Mariano Conti from MakerDAO announcing his prizes (we swear he was happy)

MakerDAO also gave a separate prize to their favourite project. Here’s what they told us, “The 44Finney team were the winners of our 3000 Dai Top Prize at EthBerlin for their MakerDAO SuperDashboard. This project reads data from the Dai Credit System (on Mainnet) and presents the user with an assortment of charts including:

- Collateralization rates of CDP over time taking into account the following events:

- Adding collateral to CDP

- Wipe

- Bite

- ETH price at which Bite event occurs, based on the following events:

- Adding collateral to CDP

- Wipe

- Bite

- Collateral amount and Debt amount over time

- Scattered collateralization

We loved the project because it showed a great understanding of the Dai Credit System, including the ability to query individual CDP data to extract meaningful information for its users.

The team at 44Finney have assured us that they’ll use the prize to continue working on the prototype and integrating it with their existing product: “

Yann Levreau from the Remix team, Ethereum Foundation, told us they, “have since this week had two other teams working on three different plugins (so in total 5 plugins). So finally the hackathon gave us enough visibility to attract devs around Remix plugin development, that’s a good thing.

We will continue working with them and updating these issues in the ETHBerlin repository and we still plan to select a few teams to connect to EF grant for sponsorship (as it is described there) depending on their work on Remix plugin.”

So there it is folks. They came, they saw, they bountied. We couldn’t have been happier with the projects that came out of that weekend. In order to align incentives to ensure agnosticism, we took a risk. We did not know how sponsors would react to this new model. However, there was no risk. We are proud to say that all ETHBerlin sponsors understood we needed to allow more freedom in building to hackers, and they were all happy to contribute in the way we thought better.

Results speak better than words.
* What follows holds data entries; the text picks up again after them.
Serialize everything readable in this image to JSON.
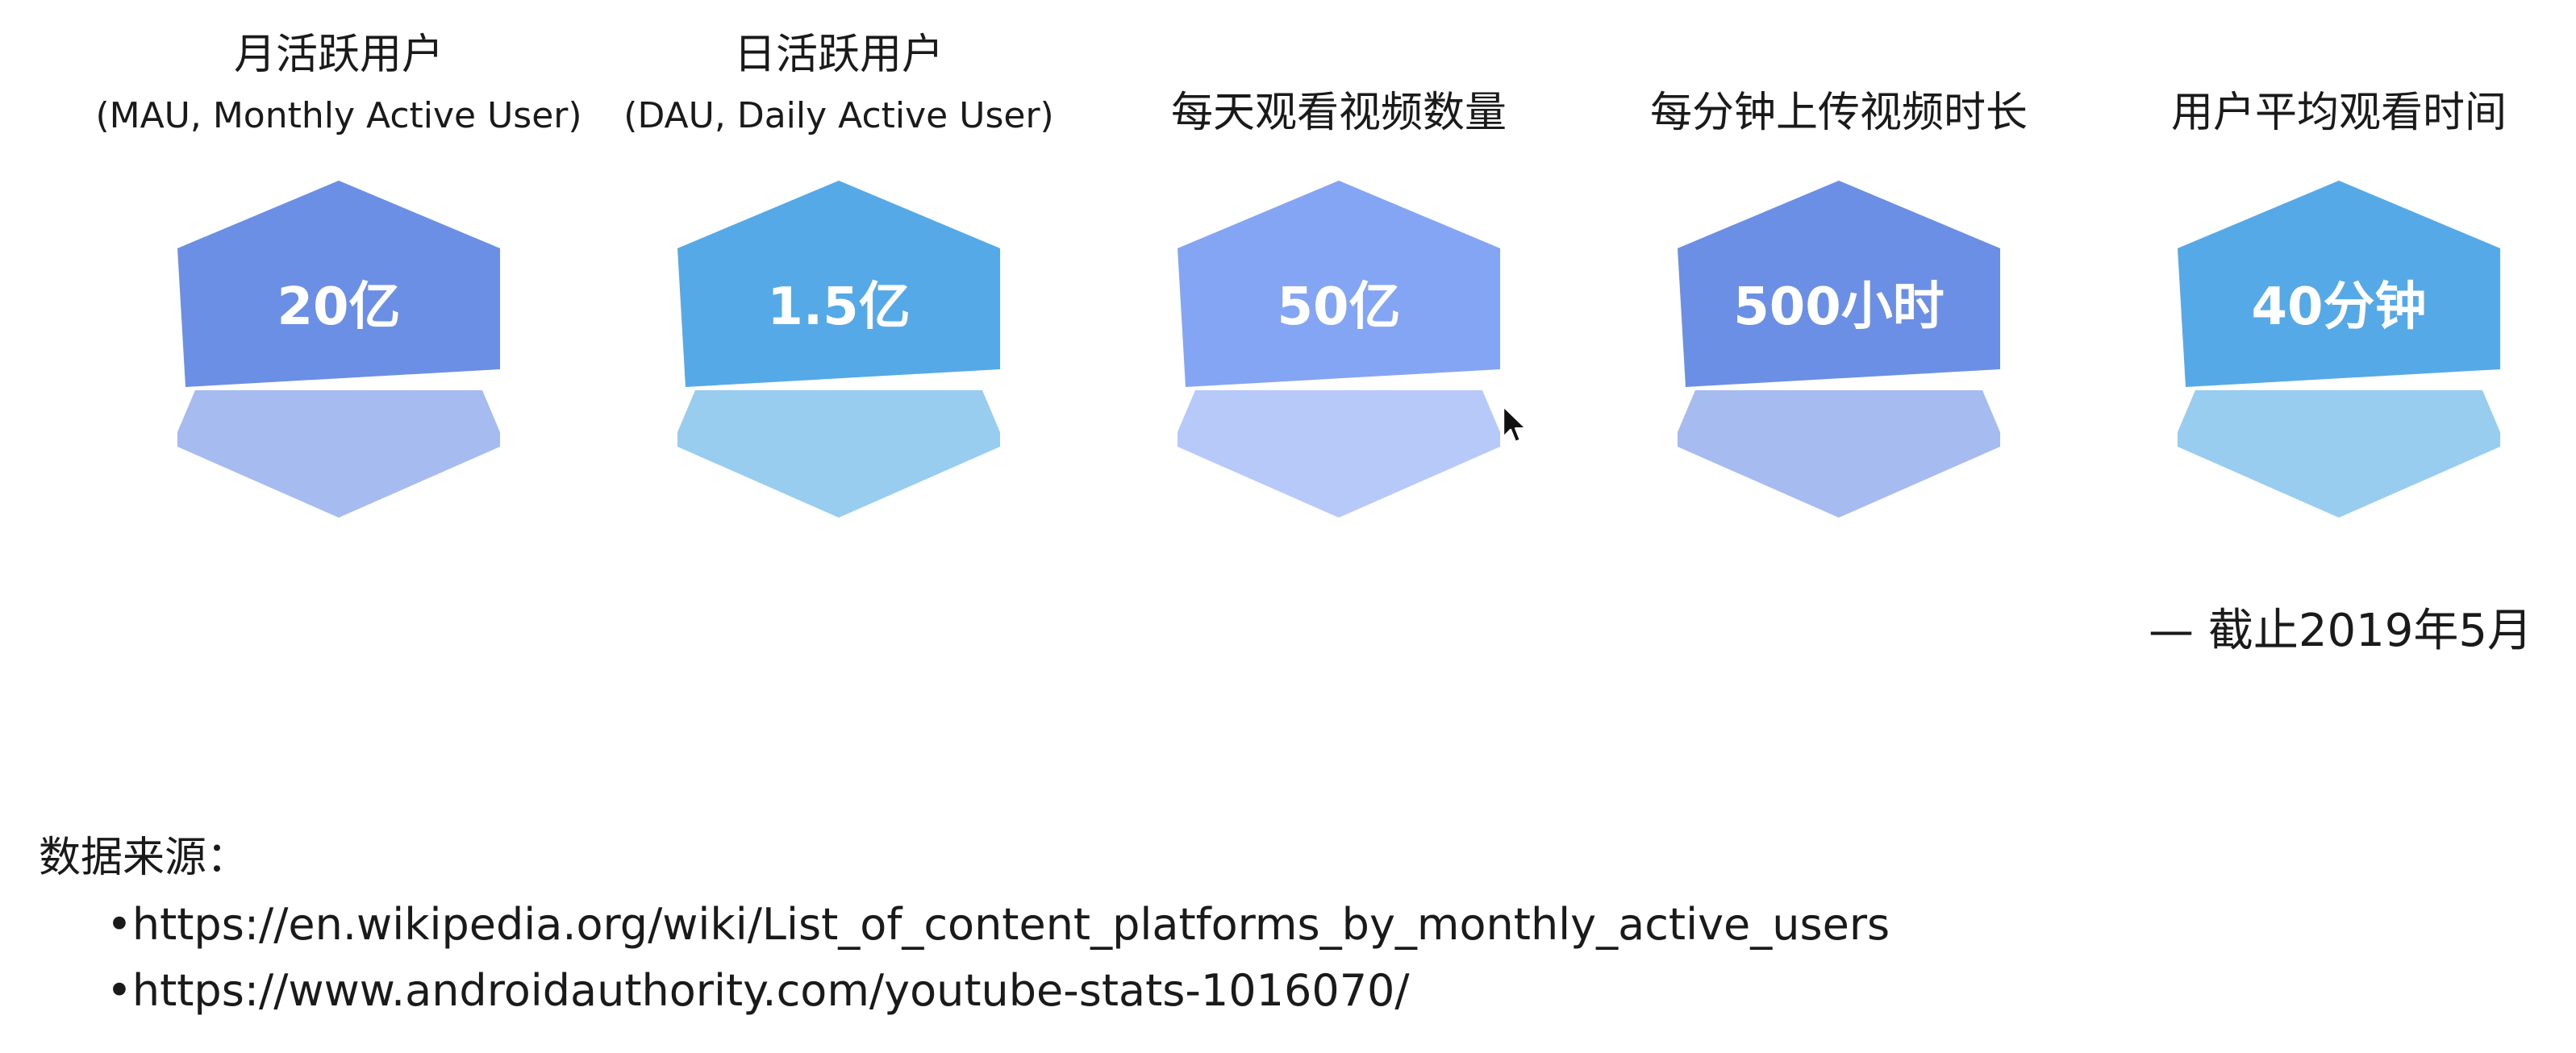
{
  "stats": [
    {
      "label": "月活跃用户",
      "sub": "(MAU, Monthly Active User)",
      "value": "20亿",
      "color_top": "#6b8fe5",
      "color_bottom": "#a6bbef"
    },
    {
      "label": "日活跃用户",
      "sub": "(DAU, Daily Active User)",
      "value": "1.5亿",
      "color_top": "#55a9e6",
      "color_bottom": "#98cdf0"
    },
    {
      "label": "每天观看视频数量",
      "sub": "",
      "value": "50亿",
      "color_top": "#84a4f4",
      "color_bottom": "#b7c9f8"
    },
    {
      "label": "每分钟上传视频时长",
      "sub": "",
      "value": "500小时",
      "color_top": "#6b8fe5",
      "color_bottom": "#a6bbef"
    },
    {
      "label": "用户平均观看时间",
      "sub": "",
      "value": "40分钟",
      "color_top": "#55a9e6",
      "color_bottom": "#98cdf0"
    }
  ],
  "note": "— 截止2019年5月",
  "sources": {
    "title": "数据来源：",
    "links": [
      "•https://en.wikipedia.org/wiki/List_of_content_platforms_by_monthly_active_users",
      "•https://www.androidauthority.com/youtube-stats-1016070/"
    ]
  }
}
And it’s not over until Carlos Matos sings, so stay tuned because after the overall amazingness of the first edition, ETHBerlinZwei is inevitable and we are SO excited already.